The heat is on: Teenage skin cancer rates are on the up. Are bargain holidays to blame?
The Sunday Times 18 August 2013
Phoebe Drinkwater, a 22-year-old music graduate, grew up holidaying in the hottest parts of America, Australia and the Mediterranean. She admits she stopped using sunblock when her parents assumed she was old enough not to need telling. Although not a sunbather, she got burnt on numerous occasions and, at 19, developed an ugly purple mole on her arm. Ironically, despite the fact that the mole rapidly grew to the size of a chickpea and bled copiously when damaged, her biggest problem was getting any doctor to believe her instinct that it was something nasty.
“They kept saying it was nothing to worry about, but when I finally got it checked, they discovered it was an advanced, life-threatening tumour. Then things moved very fast,” she says. The cancer had spread to her armpit. She has had three operations and been left heavily scarred. Having had to postpone her degree course, she now faces check-ups four times a year for the next decade. “If I got sunburnt on holiday, I never gave it a second thought,” she says. “People most definitely should.”
Unfortunately, Drinkwater is not alone. Rates of malignant skin cancer continue to rise, and the disease is showing a sinister new trend of hitting ever younger people. In the past, it could take a lifetime to build up the level of burn-related damage to cause cancer, and it affected mainly outdoor workers. Now, it is increasingly affecting teenagers, and, according to researchers, most of those are from the affluent social classes. The latest data from Public Health England reveal a 75% increase since the late 1980s, with the number of victims under 40 doubling to about 1,300 a year.
This trend has nothing to do with the thinning of the ozone layer, mystery chemicals in the environment or overenthusiastic diagnosis. It is simply down to the budget- airline revolution and our inability to resist bargain sunshine. It is these short bursts of exposure to intense levels of ultraviolet (UV) radiation that are believed to overload skin-repair mechanisms.
A recent research project investigated the behaviour of pale-skinned Danish tourists on a winter holiday in Tenerife. The scientists were dismayed to find that decades of “slip-slop-slap” and “safe in the sun” messages had not made a blind bit of difference. In the study, funded by the European Union, dermatologists monitored the behaviour of 25 apparently sensible volunteers aged 29-51, during a week-long trip to the subtropical Canary Islands. The volunteers agreed to wear wristwatch-style electronic UV monitors, but were otherwise given no instructions. All of them proceeded to strip off as fast as possible, exposing up to 85% of their bodies to as much sun as they could get. All attempted to stay in the sun for most of their waking hours and were prostrate on the beach or at the poolside for 88% of the time, between noon and 3pm. Just over half of them used sunscreen on the first day. Most used sunscreen only after they had been burnt, but dabbed it on so sparingly, it was of little use. However, it still gave them a false sense of protection, as the UV monitors recorded the most dangerous levels of sun exposure when sunscreen had been used.

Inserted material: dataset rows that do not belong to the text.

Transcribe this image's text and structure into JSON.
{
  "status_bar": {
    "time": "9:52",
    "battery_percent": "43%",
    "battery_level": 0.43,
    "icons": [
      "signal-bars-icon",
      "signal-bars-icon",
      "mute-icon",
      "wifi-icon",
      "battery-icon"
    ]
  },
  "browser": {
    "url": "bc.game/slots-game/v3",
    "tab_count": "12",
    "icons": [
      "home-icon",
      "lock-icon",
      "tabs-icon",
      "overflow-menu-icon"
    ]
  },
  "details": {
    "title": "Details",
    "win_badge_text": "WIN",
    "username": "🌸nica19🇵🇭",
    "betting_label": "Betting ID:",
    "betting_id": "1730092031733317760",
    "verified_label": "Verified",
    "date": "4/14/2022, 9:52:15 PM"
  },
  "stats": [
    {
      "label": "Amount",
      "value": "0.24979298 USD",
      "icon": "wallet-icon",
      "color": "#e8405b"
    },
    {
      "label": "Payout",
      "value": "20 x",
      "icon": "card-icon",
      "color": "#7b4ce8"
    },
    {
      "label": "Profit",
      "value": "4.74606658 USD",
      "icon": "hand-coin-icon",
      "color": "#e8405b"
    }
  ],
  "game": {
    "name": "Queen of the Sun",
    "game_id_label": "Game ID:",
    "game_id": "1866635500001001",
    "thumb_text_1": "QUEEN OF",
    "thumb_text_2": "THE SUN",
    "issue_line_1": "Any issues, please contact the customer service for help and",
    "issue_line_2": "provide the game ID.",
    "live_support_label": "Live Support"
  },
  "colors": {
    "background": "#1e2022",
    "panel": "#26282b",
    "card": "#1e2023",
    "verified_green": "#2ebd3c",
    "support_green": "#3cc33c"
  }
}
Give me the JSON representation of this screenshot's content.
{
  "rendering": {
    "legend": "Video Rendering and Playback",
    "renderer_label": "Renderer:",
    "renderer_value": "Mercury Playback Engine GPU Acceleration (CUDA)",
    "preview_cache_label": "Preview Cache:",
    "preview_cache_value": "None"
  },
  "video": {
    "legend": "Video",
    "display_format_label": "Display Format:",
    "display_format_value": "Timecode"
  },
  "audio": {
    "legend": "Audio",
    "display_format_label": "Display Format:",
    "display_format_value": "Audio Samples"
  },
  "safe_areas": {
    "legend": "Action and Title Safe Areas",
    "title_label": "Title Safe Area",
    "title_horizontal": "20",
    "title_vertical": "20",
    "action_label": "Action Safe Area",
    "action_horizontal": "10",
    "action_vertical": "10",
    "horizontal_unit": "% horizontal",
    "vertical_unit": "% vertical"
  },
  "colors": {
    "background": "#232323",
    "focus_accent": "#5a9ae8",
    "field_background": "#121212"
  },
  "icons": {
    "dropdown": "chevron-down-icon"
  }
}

The end result, published earlier this year in the British Journal of Dermatology, was that the group got almost half their annual total UV light exposure in a single week, a colossal burden on skin-repair systems.
“We don’t think our volunteers’ behaviour was very different to any other group of sun-seeking holidaymakers,” says Antony Young, professor of experimental photobiology at King’s College School of Medicine in London, who co-authored the study. “The increase in malignant melanoma in young people may well be due to the rise in them taking cheap flights for short breaks.”
His view is echoed by Tony Chu, professor of dermatology at Imperial College London: “A study in America showed the incidence of melanoma was directly related to the availability of cheap holidays in sunny places,” he says. “If you go to any resort abroad, you can spot a Brit a mile away. They start lily white and rapidly look like boiled lobster. People don’t seem to understand that in strong sunshine, you need factor 50 to prevent burn.”
The Teenage Cancer Trust, which handles many of the 150-200 new cases a year among young adults, believes that most parents are fairly diligent about protecting their children from the sun. “The problem is, once children reach independent adolescence and are meant to put on their own sunscreen, they just don’t bother,” a spokesman said.
Applying sunscreen, however, remains a messy business, and until cosmetic companies develop an effective pill, high levels of melanoma will stay with us. But it is not going to happen quickly. Scenesse, an implantable treatment to stimulate the skin’s protection mechanisms, which is currently under safety review, will be available initially on prescription only to people with severe pigment disorders.
The prevailing view is that using drugs to tinker with skin-signalling pathways in healthy people may well cause more trouble than skin cancer itself. Until then, the message is clear: wear sunscreen.